• To do:
Could you write out each entry exactly as it reads?
= = = = =
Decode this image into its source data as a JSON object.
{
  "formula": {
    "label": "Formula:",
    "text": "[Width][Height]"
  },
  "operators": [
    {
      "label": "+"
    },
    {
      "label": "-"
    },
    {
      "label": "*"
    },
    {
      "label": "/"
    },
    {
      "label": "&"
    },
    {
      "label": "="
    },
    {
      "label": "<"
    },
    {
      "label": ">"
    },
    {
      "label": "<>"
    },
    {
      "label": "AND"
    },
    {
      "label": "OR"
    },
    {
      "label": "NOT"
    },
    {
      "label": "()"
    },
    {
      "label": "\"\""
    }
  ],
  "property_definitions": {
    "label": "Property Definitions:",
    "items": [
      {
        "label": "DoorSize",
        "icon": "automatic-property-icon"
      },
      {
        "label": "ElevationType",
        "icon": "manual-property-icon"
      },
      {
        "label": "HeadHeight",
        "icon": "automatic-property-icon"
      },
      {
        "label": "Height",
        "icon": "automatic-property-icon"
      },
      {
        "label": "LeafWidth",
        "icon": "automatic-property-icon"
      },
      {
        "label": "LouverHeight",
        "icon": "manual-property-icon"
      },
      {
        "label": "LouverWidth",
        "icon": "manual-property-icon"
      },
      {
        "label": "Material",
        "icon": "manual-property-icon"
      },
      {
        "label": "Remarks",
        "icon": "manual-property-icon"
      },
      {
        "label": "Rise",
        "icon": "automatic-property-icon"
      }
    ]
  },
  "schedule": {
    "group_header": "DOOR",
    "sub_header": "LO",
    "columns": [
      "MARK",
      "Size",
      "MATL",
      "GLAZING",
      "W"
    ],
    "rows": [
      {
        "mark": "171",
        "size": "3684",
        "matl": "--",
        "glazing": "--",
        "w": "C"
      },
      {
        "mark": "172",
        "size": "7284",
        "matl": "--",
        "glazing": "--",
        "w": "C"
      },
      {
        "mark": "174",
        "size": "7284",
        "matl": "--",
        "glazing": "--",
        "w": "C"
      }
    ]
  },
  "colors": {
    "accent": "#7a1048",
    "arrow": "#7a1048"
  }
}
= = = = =
• Output:
Decode this image into its source data as a JSON object.
{
  "formula": {
    "label": "Formula:",
    "text": "[Width][Height]"
  },
  "operators": [
    {
      "label": "+"
    },
    {
      "label": "-"
    },
    {
      "label": "*"
    },
    {
      "label": "/"
    },
    {
      "label": "&"
    },
    {
      "label": "="
    },
    {
      "label": "<"
    },
    {
      "label": ">"
    },
    {
      "label": "<>"
    },
    {
      "label": "AND"
    },
    {
      "label": "OR"
    },
    {
      "label": "NOT"
    },
    {
      "label": "()"
    },
    {
      "label": "\"\""
    }
  ],
  "property_definitions": {
    "label": "Property Definitions:",
    "items": [
      {
        "label": "DoorSize",
        "icon": "automatic-property-icon"
      },
      {
        "label": "ElevationType",
        "icon": "manual-property-icon"
      },
      {
        "label": "HeadHeight",
        "icon": "automatic-property-icon"
      },
      {
        "label": "Height",
        "icon": "automatic-property-icon"
      },
      {
        "label": "LeafWidth",
        "icon": "automatic-property-icon"
      },
      {
        "label": "LouverHeight",
        "icon": "manual-property-icon"
      },
      {
        "label": "LouverWidth",
        "icon": "manual-property-icon"
      },
      {
        "label": "Material",
        "icon": "manual-property-icon"
      },
      {
        "label": "Remarks",
        "icon": "manual-property-icon"
      },
      {
        "label": "Rise",
        "icon": "automatic-property-icon"
      }
    ]
  },
  "schedule": {
    "group_header": "DOOR",
    "sub_header": "LO",
    "columns": [
      "MARK",
      "Size",
      "MATL",
      "GLAZING",
      "W"
    ],
    "rows": [
      {
        "mark": "171",
        "size": "3684",
        "matl": "--",
        "glazing": "--",
        "w": "C"
      },
      {
        "mark": "172",
        "size": "7284",
        "matl": "--",
        "glazing": "--",
        "w": "C"
      },
      {
        "mark": "174",
        "size": "7284",
        "matl": "--",
        "glazing": "--",
        "w": "C"
      }
    ]
  },
  "colors": {
    "accent": "#7a1048",
    "arrow": "#7a1048"
  }
}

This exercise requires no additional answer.